Data for this task ::
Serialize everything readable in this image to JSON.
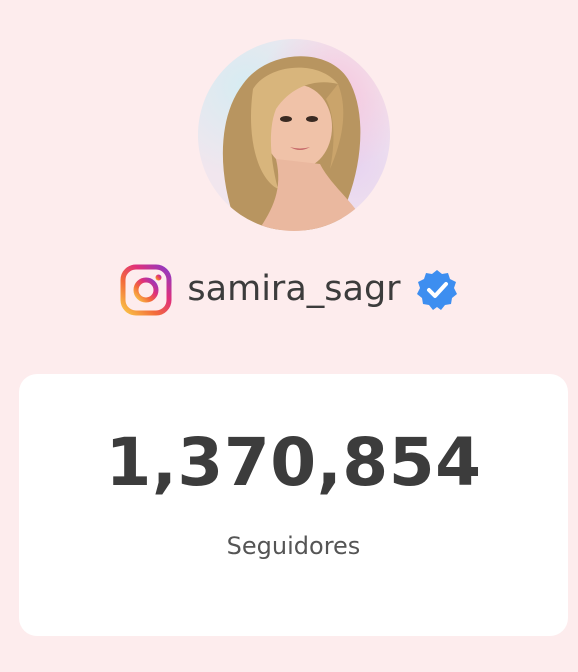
{
  "profile": {
    "avatar_icon": "profile-photo",
    "username": "samira_sagr",
    "platform_icon": "instagram-icon",
    "verified_icon": "verified-badge-icon"
  },
  "stats": {
    "followers_count": "1,370,854",
    "followers_label": "Seguidores"
  },
  "colors": {
    "background": "#fdeced",
    "card": "#ffffff",
    "text": "#3c3c3c",
    "verified_blue": "#3d8ef0"
  }
}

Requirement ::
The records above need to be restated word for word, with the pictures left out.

Response for this exercise ::
Serialize everything readable in this image to JSON.
{
  "profile": {
    "avatar_icon": "profile-photo",
    "username": "samira_sagr",
    "platform_icon": "instagram-icon",
    "verified_icon": "verified-badge-icon"
  },
  "stats": {
    "followers_count": "1,370,854",
    "followers_label": "Seguidores"
  },
  "colors": {
    "background": "#fdeced",
    "card": "#ffffff",
    "text": "#3c3c3c",
    "verified_blue": "#3d8ef0"
  }
}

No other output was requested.